The main UI. Enter your address (assisted by autocomplete) and see everyone on your ballot.
Get reminded to vote day of via SMS.
OneVote can change the world.
What it does
While we see our generation more informed and engaged in politics than ever, millennials and us Gen Z often fail to actually show up to the polls. A recent poll found only 28% of young adults 18–29 were certain they’d vote in the midterms, vs 74% of seniors. Our future is at stake, and it’s in our hands. Issues like climate change and gun control are vital to our very future, and social issues like abortion rights and immigration are a pressure point to many. Meanwhile, many historians are calling the midterm elections this fall some of the most critical this country has had in decades. Every vote counts.
How we built it
We used Next.js, a server-rendering framework around React, Facebook’s UI component rendering library, for our frontend. The backend uses Express and the database Postgres, combined with several custom web scrapers for assembling other data.
Challenges we ran into
We had to figure out how best to integrate multiple information sources, including Google’s Civic Information API, into our project. Using an asynchronous programming language gave us a challenge in that we had to handle loading lots of data at once.
Accomplishments that we're proud of

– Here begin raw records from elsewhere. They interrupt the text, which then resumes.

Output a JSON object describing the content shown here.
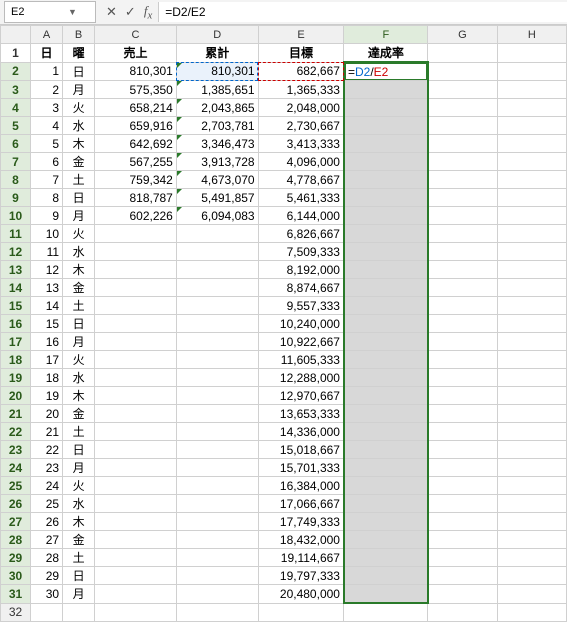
{
  "nameBox": "E2",
  "formula": "=D2/E2",
  "formula_parts": {
    "eq": "=",
    "ref1": "D2",
    "op": "/",
    "ref2": "E2"
  },
  "colHeaders": [
    "A",
    "B",
    "C",
    "D",
    "E",
    "F",
    "G",
    "H"
  ],
  "headerRow": {
    "A": "日",
    "B": "曜",
    "C": "売上",
    "D": "累計",
    "E": "目標",
    "F": "達成率"
  },
  "rows": [
    {
      "n": 1,
      "day": "日",
      "sales": "810,301",
      "cum": "810,301",
      "target": "682,667"
    },
    {
      "n": 2,
      "day": "月",
      "sales": "575,350",
      "cum": "1,385,651",
      "target": "1,365,333"
    },
    {
      "n": 3,
      "day": "火",
      "sales": "658,214",
      "cum": "2,043,865",
      "target": "2,048,000"
    },
    {
      "n": 4,
      "day": "水",
      "sales": "659,916",
      "cum": "2,703,781",
      "target": "2,730,667"
    },
    {
      "n": 5,
      "day": "木",
      "sales": "642,692",
      "cum": "3,346,473",
      "target": "3,413,333"
    },
    {
      "n": 6,
      "day": "金",
      "sales": "567,255",
      "cum": "3,913,728",
      "target": "4,096,000"
    },
    {
      "n": 7,
      "day": "土",
      "sales": "759,342",
      "cum": "4,673,070",
      "target": "4,778,667"
    },
    {
      "n": 8,
      "day": "日",
      "sales": "818,787",
      "cum": "5,491,857",
      "target": "5,461,333"
    },
    {
      "n": 9,
      "day": "月",
      "sales": "602,226",
      "cum": "6,094,083",
      "target": "6,144,000"
    },
    {
      "n": 10,
      "day": "火",
      "sales": "",
      "cum": "",
      "target": "6,826,667"
    },
    {
      "n": 11,
      "day": "水",
      "sales": "",
      "cum": "",
      "target": "7,509,333"
    },
    {
      "n": 12,
      "day": "木",
      "sales": "",
      "cum": "",
      "target": "8,192,000"
    },
    {
      "n": 13,
      "day": "金",
      "sales": "",
      "cum": "",
      "target": "8,874,667"
    },
    {
      "n": 14,
      "day": "土",
      "sales": "",
      "cum": "",
      "target": "9,557,333"
    },
    {
      "n": 15,
      "day": "日",
      "sales": "",
      "cum": "",
      "target": "10,240,000"
    },
    {
      "n": 16,
      "day": "月",
      "sales": "",
      "cum": "",
      "target": "10,922,667"
    },
    {
      "n": 17,
      "day": "火",
      "sales": "",
      "cum": "",
      "target": "11,605,333"
    },
    {
      "n": 18,
      "day": "水",
      "sales": "",
      "cum": "",
      "target": "12,288,000"
    },
    {
      "n": 19,
      "day": "木",
      "sales": "",
      "cum": "",
      "target": "12,970,667"
    },
    {
      "n": 20,
      "day": "金",
      "sales": "",
      "cum": "",
      "target": "13,653,333"
    },
    {
      "n": 21,
      "day": "土",
      "sales": "",
      "cum": "",
      "target": "14,336,000"
    },
    {
      "n": 22,
      "day": "日",
      "sales": "",
      "cum": "",
      "target": "15,018,667"
    },
    {
      "n": 23,
      "day": "月",
      "sales": "",
      "cum": "",
      "target": "15,701,333"
    },
    {
      "n": 24,
      "day": "火",
      "sales": "",
      "cum": "",
      "target": "16,384,000"
    },
    {
      "n": 25,
      "day": "水",
      "sales": "",
      "cum": "",
      "target": "17,066,667"
    },
    {
      "n": 26,
      "day": "木",
      "sales": "",
      "cum": "",
      "target": "17,749,333"
    },
    {
      "n": 27,
      "day": "金",
      "sales": "",
      "cum": "",
      "target": "18,432,000"
    },
    {
      "n": 28,
      "day": "土",
      "sales": "",
      "cum": "",
      "target": "19,114,667"
    },
    {
      "n": 29,
      "day": "日",
      "sales": "",
      "cum": "",
      "target": "19,797,333"
    },
    {
      "n": 30,
      "day": "月",
      "sales": "",
      "cum": "",
      "target": "20,480,000"
    }
  ],
  "selection": {
    "col": "F",
    "startRow": 2,
    "endRow": 31,
    "activeRow": 2
  }
}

It was important to us to not to make OneVote party-specific, so the project is entirely politically neutral.
Writing the API was one team member’s first project in Node.js! We all were learning new frameworks as we built this.
What we learned
We learned quite a bit about the struggles of building under a time crunch. Being flexible with development is important, especially in today's fast-paced world.
What's next for OneVote
We plan to launch OneVote as a full webapp within the next few weeks and hopefully will receive some press coverage. We want to get this in the hands of young voters as soon as possible.